On 26 October Oscar Jansson (Lund University) will give a lecture on the International Reception of Graham Greene. Participation is free, but please register via e-mail to email@example.com. This event is organised in cooperation with the Research Group English Literature of KU Leuven.
Date: 26 October 2018, 2 pm
Location: KU Leuven – Campus Brussel, room 6108 (Hermes 1)
Graham Greene (1904-1991) was a writer of many talents. From the 1920’s to the 1990’s, he was active on an international area, publishing some eighty books in a wide range of genres. He also wrote film scripts and plays, was a prolific critic and worked for decades as a literary editor and publisher. Both critically acclaimed and commercially successful, Greene inhabits a somewhat paradoxical position in 20th century literature, skirting both the laudable heights of the Nobel Prize and the grim realities of the business of book-making.
In critical accounts Greene’s versatility is often mentioned, but emphasis continually falls on a handful of his novels – either the ones of the ‘Catholic period’ of the 1940’s, or the technically masterful ‘entertainments’. This is unsurprising given the stature of the novel in Western literature, and yet it opens up a range of questions on how the historiographical processes of selection and reduction actually take form in regard to a writer as diverse as Greene. Or more pointedly: how Greene’s critical reception has handled the interpretive and evaluative conflicts that inevitably arise through the transversal character of his writings – either viewed from conceptions of genre, media or nationality.

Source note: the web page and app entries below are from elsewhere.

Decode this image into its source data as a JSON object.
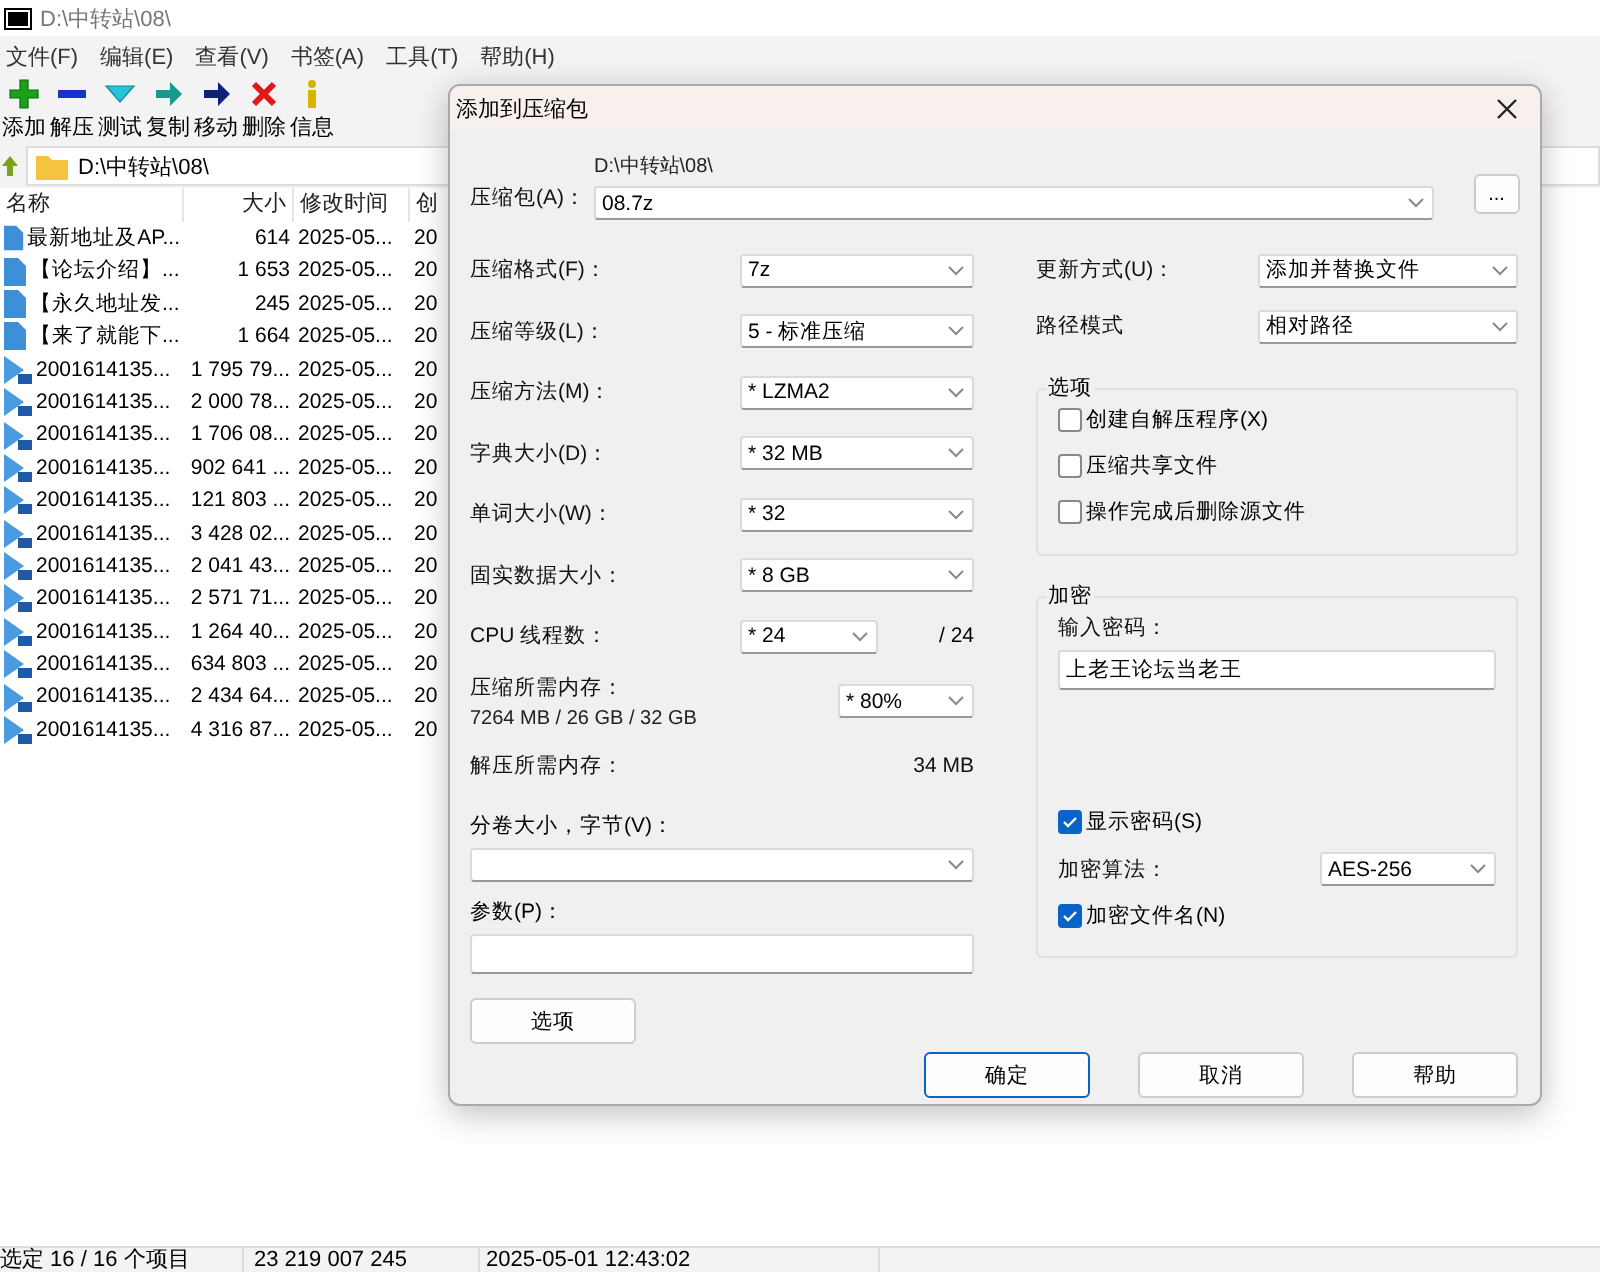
{
  "window": {
    "title": "D:\\中转站\\08\\"
  },
  "menu": [
    "文件(F)",
    "编辑(E)",
    "查看(V)",
    "书签(A)",
    "工具(T)",
    "帮助(H)"
  ],
  "toolbar": [
    {
      "label": "添加",
      "kind": "add"
    },
    {
      "label": "解压",
      "kind": "extract"
    },
    {
      "label": "测试",
      "kind": "test"
    },
    {
      "label": "复制",
      "kind": "copy"
    },
    {
      "label": "移动",
      "kind": "move"
    },
    {
      "label": "删除",
      "kind": "delete"
    },
    {
      "label": "信息",
      "kind": "info"
    }
  ],
  "address": "D:\\中转站\\08\\",
  "table": {
    "columns": [
      "名称",
      "大小",
      "修改时间",
      "创"
    ],
    "rows": [
      {
        "kind": "doc",
        "name": "最新地址及AP...",
        "size": "614",
        "modified": "2025-05...",
        "column_4": "20"
      },
      {
        "kind": "doc",
        "name": "【论坛介绍】...",
        "size": "1 653",
        "modified": "2025-05...",
        "column_4": "20"
      },
      {
        "kind": "doc",
        "name": "【永久地址发...",
        "size": "245",
        "modified": "2025-05...",
        "column_4": "20"
      },
      {
        "kind": "doc",
        "name": "【来了就能下...",
        "size": "1 664",
        "modified": "2025-05...",
        "column_4": "20"
      },
      {
        "kind": "video",
        "name": "2001614135...",
        "size": "1 795 79...",
        "modified": "2025-05...",
        "column_4": "20"
      },
      {
        "kind": "video",
        "name": "2001614135...",
        "size": "2 000 78...",
        "modified": "2025-05...",
        "column_4": "20"
      },
      {
        "kind": "video",
        "name": "2001614135...",
        "size": "1 706 08...",
        "modified": "2025-05...",
        "column_4": "20"
      },
      {
        "kind": "video",
        "name": "2001614135...",
        "size": "902 641 ...",
        "modified": "2025-05...",
        "column_4": "20"
      },
      {
        "kind": "video",
        "name": "2001614135...",
        "size": "121 803 ...",
        "modified": "2025-05...",
        "column_4": "20"
      },
      {
        "kind": "video",
        "name": "2001614135...",
        "size": "3 428 02...",
        "modified": "2025-05...",
        "column_4": "20"
      },
      {
        "kind": "video",
        "name": "2001614135...",
        "size": "2 041 43...",
        "modified": "2025-05...",
        "column_4": "20"
      },
      {
        "kind": "video",
        "name": "2001614135...",
        "size": "2 571 71...",
        "modified": "2025-05...",
        "column_4": "20"
      },
      {
        "kind": "video",
        "name": "2001614135...",
        "size": "1 264 40...",
        "modified": "2025-05...",
        "column_4": "20"
      },
      {
        "kind": "video",
        "name": "2001614135...",
        "size": "634 803 ...",
        "modified": "2025-05...",
        "column_4": "20"
      },
      {
        "kind": "video",
        "name": "2001614135...",
        "size": "2 434 64...",
        "modified": "2025-05...",
        "column_4": "20"
      },
      {
        "kind": "video",
        "name": "2001614135...",
        "size": "4 316 87...",
        "modified": "2025-05...",
        "column_4": "20"
      }
    ]
  },
  "status_bar": [
    "选定 16 / 16 个项目",
    "23 219 007 245",
    "2025-05-01 12:43:02"
  ],
  "dialog": {
    "title": "添加到压缩包",
    "archive": {
      "label": "压缩包(A)：",
      "path": "D:\\中转站\\08\\",
      "value": "08.7z",
      "browse": "..."
    },
    "settings": [
      {
        "kind": "select",
        "label": "压缩格式(F)：",
        "value": "7z"
      },
      {
        "kind": "select",
        "label": "压缩等级(L)：",
        "value": "5 - 标准压缩"
      },
      {
        "kind": "select",
        "label": "压缩方法(M)：",
        "value": "* LZMA2"
      },
      {
        "kind": "select",
        "label": "字典大小(D)：",
        "value": "* 32 MB"
      },
      {
        "kind": "select",
        "label": "单词大小(W)：",
        "value": "* 32"
      },
      {
        "kind": "select",
        "label": "固实数据大小：",
        "value": "* 8 GB"
      },
      {
        "kind": "select_note",
        "label": "CPU 线程数：",
        "value": "* 24",
        "note": "/ 24"
      },
      {
        "kind": "memory",
        "label": "压缩所需内存：",
        "detail": "7264 MB / 26 GB / 32 GB",
        "value": "* 80%"
      },
      {
        "kind": "text",
        "label": "解压所需内存：",
        "value": "34 MB"
      }
    ],
    "split": {
      "label": "分卷大小，字节(V)："
    },
    "params": {
      "label": "参数(P)："
    },
    "options_button": "选项",
    "update": {
      "label": "更新方式(U)：",
      "value": "添加并替换文件"
    },
    "path_mode": {
      "label": "路径模式",
      "value": "相对路径"
    },
    "options": {
      "title": "选项",
      "items": [
        {
          "label": "创建自解压程序(X)",
          "checked": false
        },
        {
          "label": "压缩共享文件",
          "checked": false
        },
        {
          "label": "操作完成后删除源文件",
          "checked": false
        }
      ]
    },
    "encryption": {
      "title": "加密",
      "password_label": "输入密码：",
      "password": "上老王论坛当老王",
      "show_password": {
        "label": "显示密码(S)",
        "checked": true
      },
      "method_label": "加密算法：",
      "method": "AES-256",
      "encrypt_names": {
        "label": "加密文件名(N)",
        "checked": true
      }
    },
    "buttons": [
      {
        "label": "确定",
        "default": true
      },
      {
        "label": "取消",
        "default": false
      },
      {
        "label": "帮助",
        "default": false
      }
    ]
  }
}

One can approach these questions by way of Jauss’ theses on the aesthetics of reception – especially through his conceptions of ‘horizons of expectation’ and ‘the literary series’ – and outline the historical trends and argumentative structures of Greene’s international reception. However, given the complexity of Greene’s œuvre, one also needs to account for the influence of pre-critical systems of selection (e.g. genre hierarchies in publishing and translational patterns), international variations in evaluative trends and ‘tastes’, and the fact that many critical accounts were written during Greene’s lifetime, rendering them as examples of historiography-in-the-making; illustrating processes of canonization in real time. In the final analysis, Greene’s prolific variability and the incessantly transgressive character of his writings makes his œuvre and excellent starting point for 20th century literature, both in and beyond traditional boundaries.
Oscar Jansson is a PhD candidate in Comparative Literature at Lund University, writing on the international reception of Graham Greene, and will be a Visiting Scholar at the Centre for Reception Study at KU Leuven in the spring of 2019. Educated at Lund and the Linneaus University in Sweden, he is also an alumnus of the School of Criticism and Theory at Cornell. He has published articles and essays on satire in animated TV-shows, Swedish national romanticism and the novels of Chuch Palanhiuk, and currently edits an international anthology called The Geschlecht Complex: New Essays on Gender, Genre and Ontology. He is the chair of the Lundensean Literature Society.